Truck driver in Humboldt Broncos crash pleads guilty to all charges
Defence lawyers says decision was made to avoid further delays for grieving parents
MELFORT, SASK.—Scott Thomas was sitting nearby in the courtroom Tuesday when a truck driver pleaded guilty to every charge against him in a highway crash that killed 16 people on a junior hockey bus and left 13 players forever scarred by the disaster.
Thomas lost his 18-year old son, Evan, in the Humboldt Broncos collision and always wanted the trucker to take responsibility.
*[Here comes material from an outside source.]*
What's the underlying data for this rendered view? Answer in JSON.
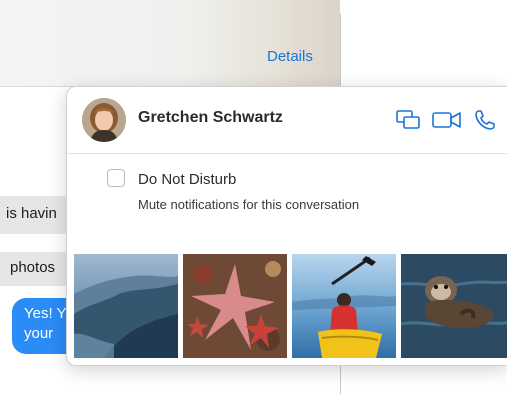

Standing in the bitter cold outside the provincial courthouse in Melfort, Sask., the Saskatoon father said he’s relieved the case is moving on to sentencing.
He isn’t worried about whether Jaskirat Singh Sidhu will go to prison for a long time.
“If he spends a day, if he spends 10 years, time is irrelevant,” Thomas said, fighting Jaskirat Singh Sidhu, the driver of a truck involved in the crash with the Humboldt Broncos, said he didn’t want to make things worse by going to trial.
through his emotions. “He was guilty. He acknowledged that. That’s all I needed to hear.”
Sidhu was driving a transport truck loaded with peat moss last April when the rig
and the Broncos team bus collided at a rural intersection. The team had been on its way to a Saskatchewan Junior Hockey League playoff game.
“I plead guilty, your honour,” Sidhu said as he stood
before the judge.
Guilty to 16 counts of dangerous driving causing death. Guilty to 13 counts of dangerous driving causing bodily harm.
He made no other comment as he left the courthouse and put his head down as he stood next to his lawyer. Mark Brayford, who recently took on the case, said more evidence still needs to be handed over to the defence, but Sidhu wanted to avoid further delays and plead guilty.
“Mr. Sidhu advised me: ‘I don’t want to make things any worse. I can’t make things any better, but I certainly don’t want to make them worse by having a trial,’ ” Brayford said.
“He wanted the families to know that he’s devastated by the grief that he’s caused them. And he’s overwhelmed by the expressions of sympathy and kindness that some of the families and players have expressed to him in spite of the fact their grief is entirely his fault.”
Crown lawyer Thomas Healey said he might need up to five days for a sentencing hearing, which is to begin Jan. 28. He would not comment further.
The maximum penalty for dangerous driving causing death is 14 years. It’s 10 years for dangerous driving causing bodily harm.
Evidence from the crash and of the truck driver’s actions have not yet been submitted to the court.
The bus was travelling north on Highway 35 and the semi was westbound on Highway 335, which has a stop sign.
A safety review done for the Saskatchewan government was released last month. It said sight lines at the spot are a safety concern and recommended removing a stand of trees that obstructs the view of drivers approaching from the south and east — the same directions the bus and semi-trailer were coming from when they collided. The review further recommended rumble strips, larger signs and painting “Stop’’ and “Stop Ahead’’ on the road.
The owner of a Calgary trucking company that hired Singh was also charged after the crash.